The larger point to this last bit of fiddling with numbers, I suppose, is that the Volt becomes the most economical new car choice in this mix at a fuel price not that far above prices we've seen in the past decade. This suggests that, from an economical standpoint, General Motors appears to be, at this point, far ahead of Toyota in terms of having a realistic financial savings based upon fuel economy.

Perhaps the only remaining caveat here is that the Volt's purchase price continues to include a federal tax subsidy, and things would be somewhat different - the Volt loses its cost advantage over the Prius under those circumstances. But the current reality is that the tax break is in effect, so it remains a part of the calculation here. And, given the progress GM has made on all fronts with this car, and its ongoing work on the electric side with the upcoming Bolt as well, it doesn't seem too optimistic to believe that they will reach a point of unsubsidized price parity with Toyota in the not-too distant future. This all leaves me far more excited about American - and specifically GM - vehicles than I have been in a very long time.

Time to Re-Tire by Erin Wade

Last December I noted that I was running a bit behind on my tire-changing schedule, getting my snow tires onto my car later than I intended. This spring is no different.

We've had unusual weather here in Northern Illinois - our spring has seen multiple snowfalls late into the season, with the most recent just a few weeks ago, well into April. So - in this case, my delay is only partially due to procrastination. It seemed wise to wait a bit, to avoid having to contend with the white stuff in my all-weather tires.

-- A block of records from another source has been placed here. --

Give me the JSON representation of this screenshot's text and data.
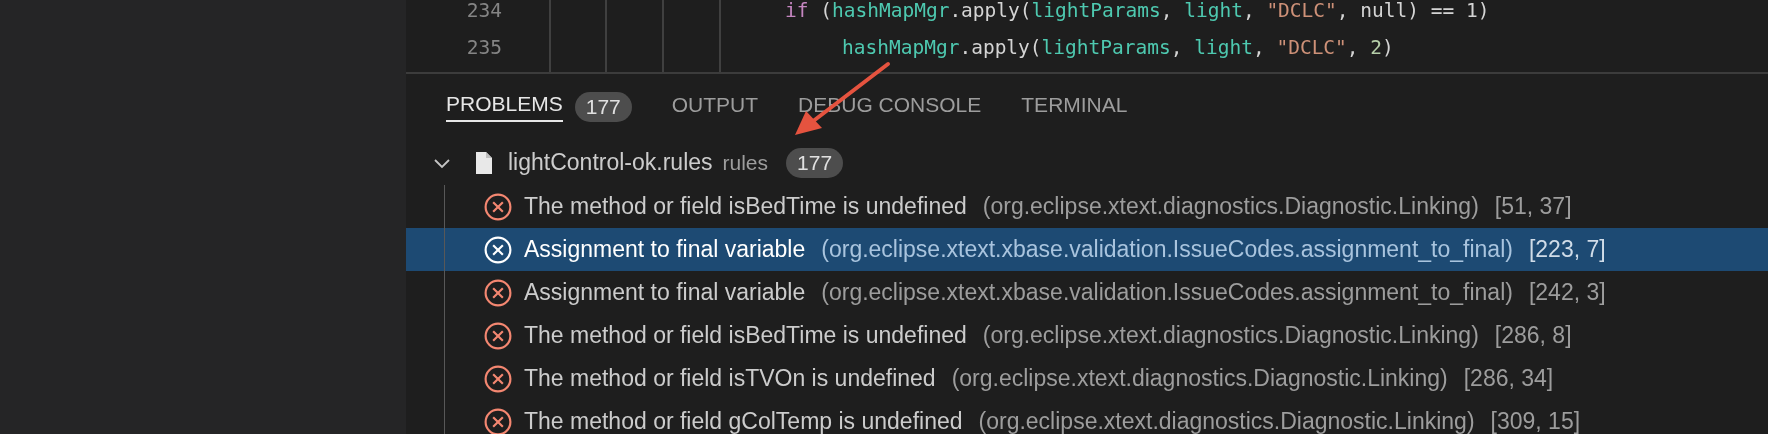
{
  "editor": {
    "lines": [
      {
        "number": "234",
        "code": [
          {
            "kind": "keyword",
            "text": "if"
          },
          {
            "kind": "plain",
            "text": " ("
          },
          {
            "kind": "ident",
            "text": "hashMapMgr"
          },
          {
            "kind": "plain",
            "text": ".apply("
          },
          {
            "kind": "ident",
            "text": "lightParams"
          },
          {
            "kind": "plain",
            "text": ", "
          },
          {
            "kind": "ident",
            "text": "light"
          },
          {
            "kind": "plain",
            "text": ", "
          },
          {
            "kind": "string",
            "text": "\"DCLC\""
          },
          {
            "kind": "plain",
            "text": ", null) == 1)"
          }
        ]
      },
      {
        "number": "235",
        "code": [
          {
            "kind": "ident",
            "text": "hashMapMgr"
          },
          {
            "kind": "plain",
            "text": ".apply("
          },
          {
            "kind": "ident",
            "text": "lightParams"
          },
          {
            "kind": "plain",
            "text": ", "
          },
          {
            "kind": "ident",
            "text": "light"
          },
          {
            "kind": "plain",
            "text": ", "
          },
          {
            "kind": "string",
            "text": "\"DCLC\""
          },
          {
            "kind": "plain",
            "text": ", "
          },
          {
            "kind": "number",
            "text": "2"
          },
          {
            "kind": "plain",
            "text": ")"
          }
        ]
      }
    ]
  },
  "panel": {
    "tabs": [
      {
        "label": "PROBLEMS",
        "selected": true,
        "badge": "177"
      },
      {
        "label": "OUTPUT",
        "selected": false
      },
      {
        "label": "DEBUG CONSOLE",
        "selected": false
      },
      {
        "label": "TERMINAL",
        "selected": false
      }
    ],
    "file": {
      "name": "lightControl-ok.rules",
      "detail": "rules",
      "count": "177",
      "expanded": true
    },
    "problems": [
      {
        "message": "The method or field isBedTime is undefined",
        "code": "(org.eclipse.xtext.diagnostics.Diagnostic.Linking)",
        "position": "[51, 37]",
        "selected": false
      },
      {
        "message": "Assignment to final variable",
        "code": "(org.eclipse.xtext.xbase.validation.IssueCodes.assignment_to_final)",
        "position": "[223, 7]",
        "selected": true
      },
      {
        "message": "Assignment to final variable",
        "code": "(org.eclipse.xtext.xbase.validation.IssueCodes.assignment_to_final)",
        "position": "[242, 3]",
        "selected": false
      },
      {
        "message": "The method or field isBedTime is undefined",
        "code": "(org.eclipse.xtext.diagnostics.Diagnostic.Linking)",
        "position": "[286, 8]",
        "selected": false
      },
      {
        "message": "The method or field isTVOn is undefined",
        "code": "(org.eclipse.xtext.diagnostics.Diagnostic.Linking)",
        "position": "[286, 34]",
        "selected": false
      },
      {
        "message": "The method or field gColTemp is undefined",
        "code": "(org.eclipse.xtext.diagnostics.Diagnostic.Linking)",
        "position": "[309, 15]",
        "selected": false
      }
    ]
  }
}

As the weather gets warmer, though, one can start to see how the traits that make the tires so effective in the cold are a limitation during the rest of the year. As I understand it, the rubber in these tires is explicitly designed to stay softer in the cold than do other types of tires. This means that they become softer still when the temperature rises. Takin an off-ramp at speed becomes an interesting experience of feeling your car seem to roll to the side of its tires, bouncing and bobbling in a fashion that is, shall we say, not comforting.

And so, dear friends if you, like me, have been waiting for just the right time to get to this task, I say today is the day. For, although it's clear that this evening it will seem once again that winter is coming, it's actually done with us in the Midwest. For now.

VW Beetle Fifth Wheel by Erin Wade

For most of my life I've been a small car guy. I've had somewhat larger vehicles - my first car was a '77 Chevy Camaro, and I've had a couple of Toyota Pickups - but I've generally run toward the smaller, more economical and flexible arrangement of the compact hatchback. 

Flexible: Need more room for stuff? Fold the seats down. Got something long to carry?  Leave the hatch open. Got something that won't fit inside?  Put a roof rack on it. 

And: got something you don't want in it or on it? Get a trailer

This latter idea is not one that I think is universally shared surrounding small cars. They generally don't have a lot of torque for pulling, and usually don't have tow ratings provided by the manufacturer. So where does the idea come from?

I was considering this the other day and, unbidden, a memory arose of a segment I had seen years ago on the PBS car show Motorweek. The Internet, being a (sometimes) wonderful thing, found it after just a couple minutes of looking: